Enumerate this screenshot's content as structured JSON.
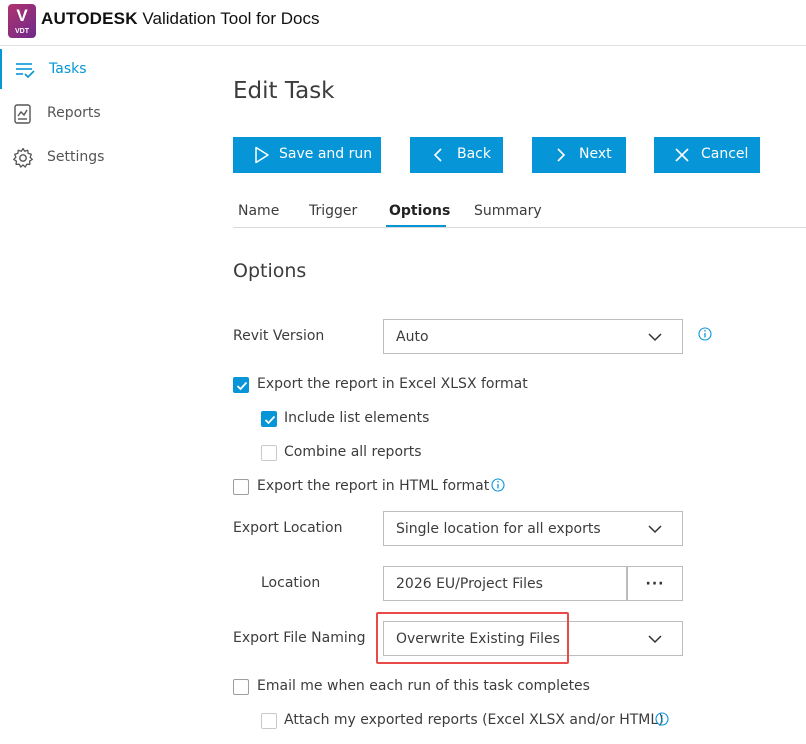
{
  "app": {
    "logo_letter": "V",
    "logo_sub": "VDT",
    "brand": "AUTODESK",
    "title": "Validation Tool for Docs"
  },
  "sidebar": {
    "items": [
      {
        "label": "Tasks",
        "icon": "tasks-list-icon",
        "active": true
      },
      {
        "label": "Reports",
        "icon": "report-chart-icon",
        "active": false
      },
      {
        "label": "Settings",
        "icon": "gear-icon",
        "active": false
      }
    ]
  },
  "page": {
    "title": "Edit Task"
  },
  "toolbar": {
    "save_run_label": "Save and run",
    "back_label": "Back",
    "next_label": "Next",
    "cancel_label": "Cancel"
  },
  "tabs": [
    {
      "label": "Name",
      "active": false
    },
    {
      "label": "Trigger",
      "active": false
    },
    {
      "label": "Options",
      "active": true
    },
    {
      "label": "Summary",
      "active": false
    }
  ],
  "options": {
    "section_title": "Options",
    "revit_version": {
      "label": "Revit Version",
      "value": "Auto"
    },
    "export_xlsx": {
      "label": "Export the report in Excel XLSX format",
      "checked": true
    },
    "include_list": {
      "label": "Include list elements",
      "checked": true
    },
    "combine_reports": {
      "label": "Combine all reports",
      "checked": false
    },
    "export_html": {
      "label": "Export the report in HTML format",
      "checked": false
    },
    "export_location": {
      "label": "Export Location",
      "value": "Single location for all exports"
    },
    "location": {
      "label": "Location",
      "value": "2026 EU/Project Files",
      "browse": "···"
    },
    "export_naming": {
      "label": "Export File Naming",
      "value": "Overwrite Existing Files"
    },
    "email_me": {
      "label": "Email me when each run of this task completes",
      "checked": false
    },
    "attach_reports": {
      "label": "Attach my exported reports (Excel XLSX and/or HTML)",
      "checked": false
    }
  },
  "colors": {
    "accent": "#0696d7",
    "highlight": "#e84a4a"
  }
}
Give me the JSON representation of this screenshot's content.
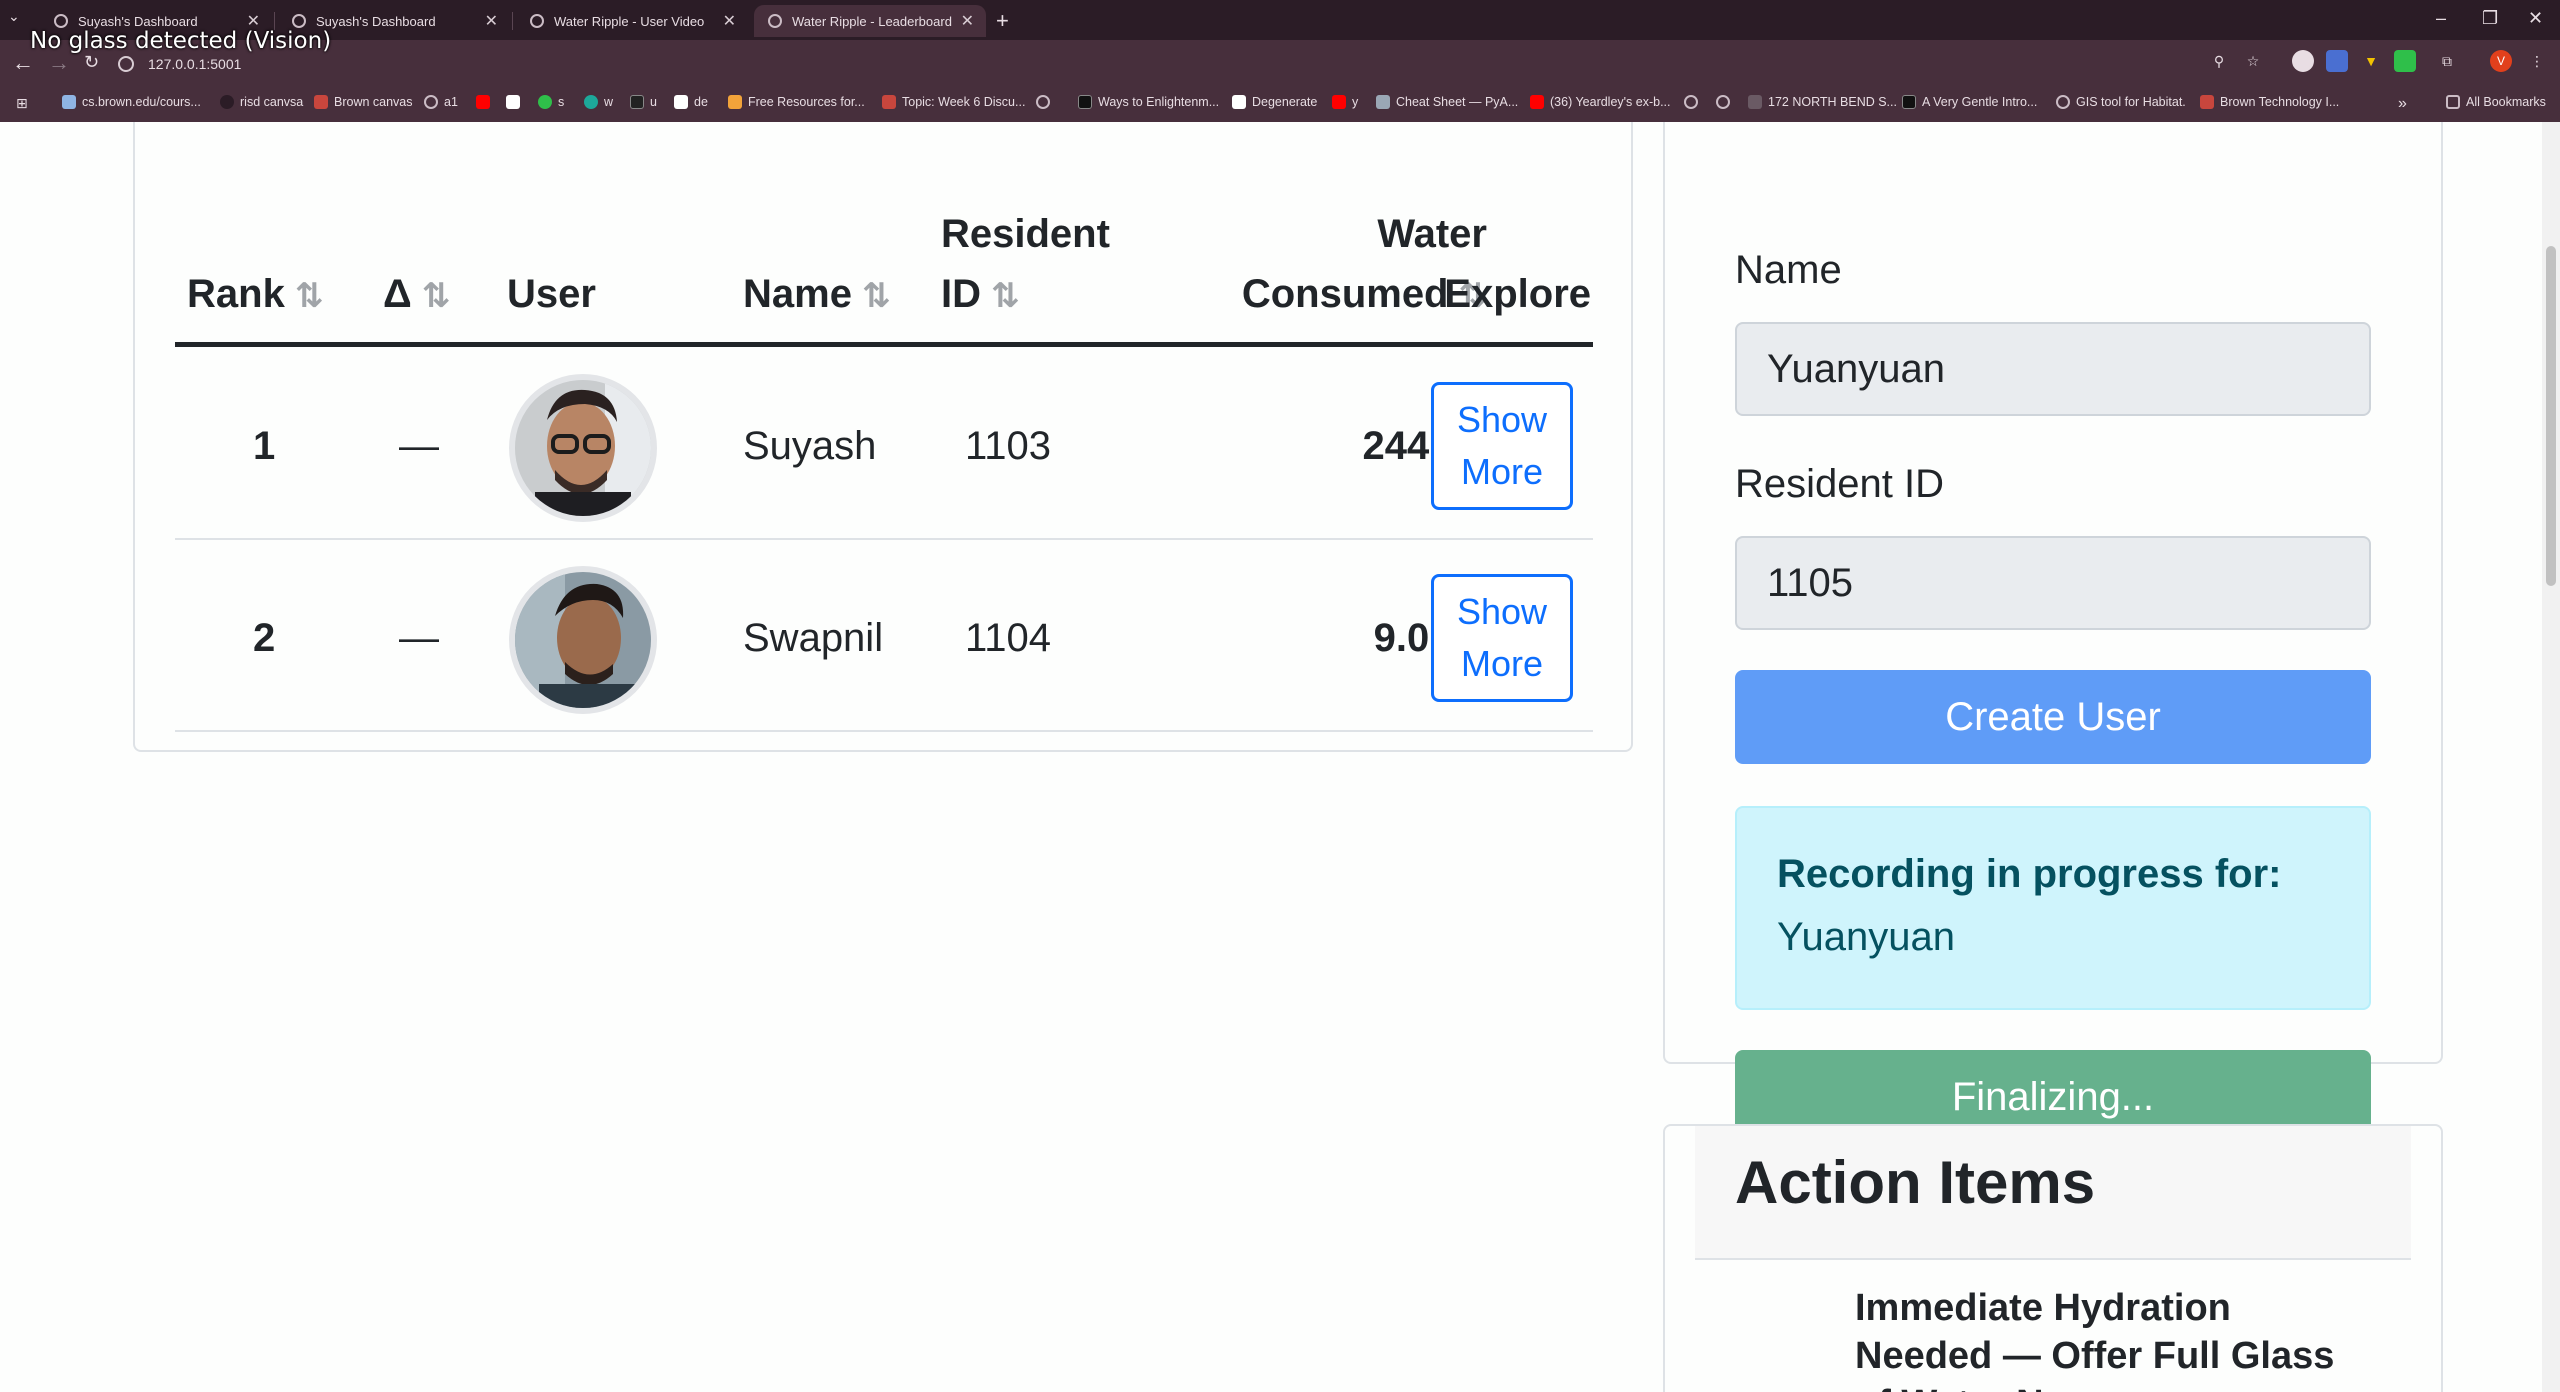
{
  "browser": {
    "tabs": [
      {
        "label": "Suyash's Dashboard",
        "active": false
      },
      {
        "label": "Suyash's Dashboard",
        "active": false
      },
      {
        "label": "Water Ripple - User Video",
        "active": false
      },
      {
        "label": "Water Ripple - Leaderboard",
        "active": true
      }
    ],
    "url": "127.0.0.1:5001",
    "overlay_text": "No glass detected (Vision)",
    "profile_initial": "V",
    "bookmarks": [
      {
        "label": "cs.brown.edu/cours...",
        "color": "#8fb4e3"
      },
      {
        "label": "risd canvsa",
        "color": "#2b1c26"
      },
      {
        "label": "Brown canvas",
        "color": "#c8463d"
      },
      {
        "label": "a1",
        "color": "#cbbcc5"
      },
      {
        "label": "",
        "color": "#ff0000"
      },
      {
        "label": "",
        "color": "#ffffff"
      },
      {
        "label": "s",
        "color": "#2fbf4a"
      },
      {
        "label": "w",
        "color": "#1da89a"
      },
      {
        "label": "u",
        "color": "#222222"
      },
      {
        "label": "de",
        "color": "#ffffff"
      },
      {
        "label": "Free Resources for...",
        "color": "#f2a33a"
      },
      {
        "label": "Topic: Week 6 Discu...",
        "color": "#c8463d"
      },
      {
        "label": "",
        "color": "#cbbcc5"
      },
      {
        "label": "Ways to Enlightenm...",
        "color": "#111111"
      },
      {
        "label": "Degenerate",
        "color": "#ffffff"
      },
      {
        "label": "y",
        "color": "#ff0000"
      },
      {
        "label": "Cheat Sheet — PyA...",
        "color": "#9aa7b5"
      },
      {
        "label": "(36) Yeardley's ex-b...",
        "color": "#ff0000"
      },
      {
        "label": "",
        "color": "#cbbcc5"
      },
      {
        "label": "",
        "color": "#cbbcc5"
      },
      {
        "label": "172 NORTH BEND S...",
        "color": "#6a5a64"
      },
      {
        "label": "A Very Gentle Intro...",
        "color": "#111111"
      },
      {
        "label": "GIS tool for Habitat.",
        "color": "#cbbcc5"
      },
      {
        "label": "Brown Technology I...",
        "color": "#c8463d"
      }
    ],
    "all_bookmarks_label": "All Bookmarks"
  },
  "leaderboard": {
    "headers": {
      "rank": "Rank",
      "delta": "Δ",
      "user": "User",
      "name": "Name",
      "resident_id_line1": "Resident",
      "resident_id_line2": "ID",
      "water_line1": "Water",
      "water_line2": "Consumed",
      "explore": "Explore"
    },
    "rows": [
      {
        "rank": "1",
        "delta": "—",
        "name": "Suyash",
        "resident_id": "1103",
        "water": "244 ml",
        "explore_line1": "Show",
        "explore_line2": "More"
      },
      {
        "rank": "2",
        "delta": "—",
        "name": "Swapnil",
        "resident_id": "1104",
        "water": "9.0 ml",
        "explore_line1": "Show",
        "explore_line2": "More"
      }
    ]
  },
  "form": {
    "name_label": "Name",
    "name_value": "Yuanyuan",
    "resident_label": "Resident ID",
    "resident_value": "1105",
    "create_button": "Create User",
    "recording_title": "Recording in progress for:",
    "recording_name": "Yuanyuan",
    "finalize_button": "Finalizing..."
  },
  "action_items": {
    "title": "Action Items",
    "first_item": "Immediate Hydration Needed — Offer Full Glass of Water Now"
  }
}
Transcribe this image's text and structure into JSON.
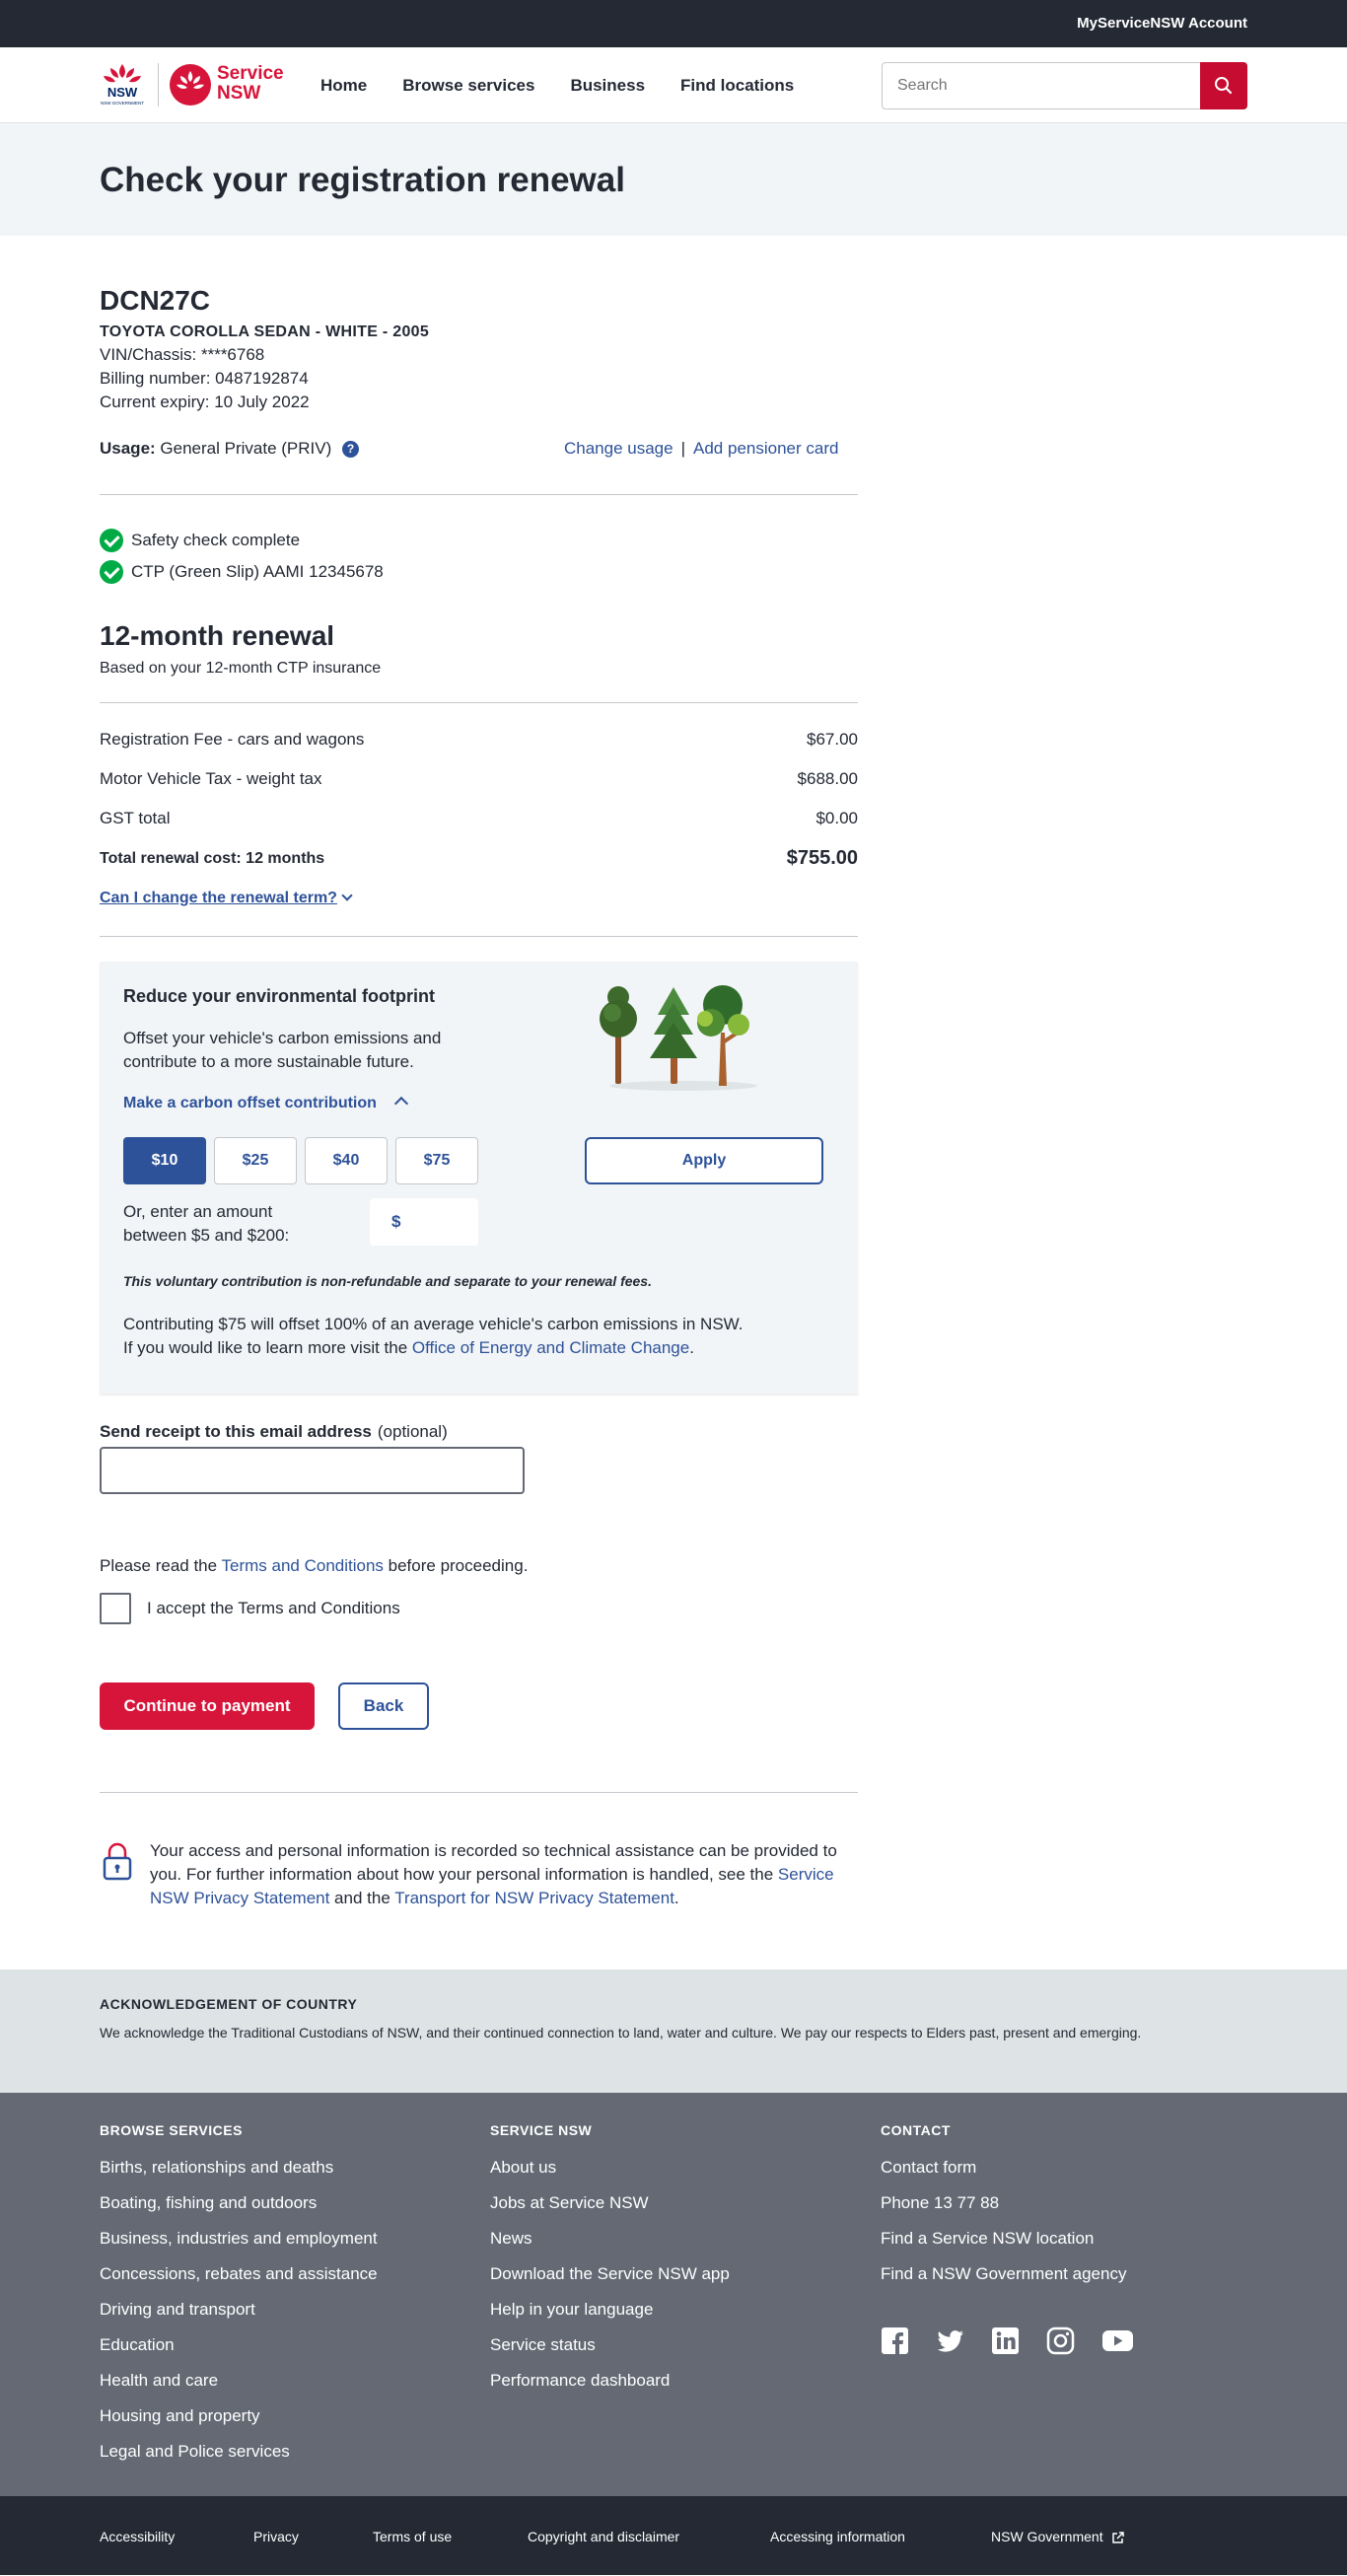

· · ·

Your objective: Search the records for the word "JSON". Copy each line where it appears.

Result:
Enumerate this screenshot's content as structured JSON.
Give me the JSON representation of this screenshot's content.
Transcribe this image's text and structure into JSON.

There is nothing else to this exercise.